Activity
Filter the entries beneath this task, copying only the lines that hold the word "Historial".

═════ Supplied data

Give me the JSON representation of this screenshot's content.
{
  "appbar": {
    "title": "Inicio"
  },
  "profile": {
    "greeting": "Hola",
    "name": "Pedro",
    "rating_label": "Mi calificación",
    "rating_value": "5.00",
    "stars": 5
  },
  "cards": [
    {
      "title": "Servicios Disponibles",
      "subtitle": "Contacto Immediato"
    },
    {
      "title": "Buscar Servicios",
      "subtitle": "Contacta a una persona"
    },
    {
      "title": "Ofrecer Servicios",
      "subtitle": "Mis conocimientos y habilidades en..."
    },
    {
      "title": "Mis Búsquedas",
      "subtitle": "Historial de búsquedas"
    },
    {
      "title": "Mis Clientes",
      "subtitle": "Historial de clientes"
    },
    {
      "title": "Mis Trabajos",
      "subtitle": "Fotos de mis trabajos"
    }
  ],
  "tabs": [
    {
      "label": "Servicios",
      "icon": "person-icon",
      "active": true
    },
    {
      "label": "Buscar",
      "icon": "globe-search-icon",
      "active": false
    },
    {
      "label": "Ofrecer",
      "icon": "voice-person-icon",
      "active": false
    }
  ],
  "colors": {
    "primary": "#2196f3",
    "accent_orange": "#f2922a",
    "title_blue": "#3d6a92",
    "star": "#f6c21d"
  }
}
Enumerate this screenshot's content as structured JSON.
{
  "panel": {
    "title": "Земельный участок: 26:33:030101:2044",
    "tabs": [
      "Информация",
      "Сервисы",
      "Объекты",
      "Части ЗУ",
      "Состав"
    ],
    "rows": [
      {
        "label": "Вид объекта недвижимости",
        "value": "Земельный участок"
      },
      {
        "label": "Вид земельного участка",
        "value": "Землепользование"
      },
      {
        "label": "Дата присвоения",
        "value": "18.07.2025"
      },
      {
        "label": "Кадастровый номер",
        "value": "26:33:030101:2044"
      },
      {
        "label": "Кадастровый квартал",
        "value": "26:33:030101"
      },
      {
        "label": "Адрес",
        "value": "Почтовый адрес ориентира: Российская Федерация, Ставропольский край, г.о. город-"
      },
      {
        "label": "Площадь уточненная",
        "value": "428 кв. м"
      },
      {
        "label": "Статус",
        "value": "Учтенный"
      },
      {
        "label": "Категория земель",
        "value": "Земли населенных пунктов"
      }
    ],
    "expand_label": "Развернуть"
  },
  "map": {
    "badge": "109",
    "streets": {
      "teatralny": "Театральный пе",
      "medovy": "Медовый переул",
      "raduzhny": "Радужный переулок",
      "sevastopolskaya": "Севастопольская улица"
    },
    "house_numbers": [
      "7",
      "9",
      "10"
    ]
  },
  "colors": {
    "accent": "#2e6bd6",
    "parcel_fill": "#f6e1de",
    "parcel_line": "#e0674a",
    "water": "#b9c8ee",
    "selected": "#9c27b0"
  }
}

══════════

Response
      "subtitle": "Historial de búsquedas"
      "subtitle": "Historial de clientes"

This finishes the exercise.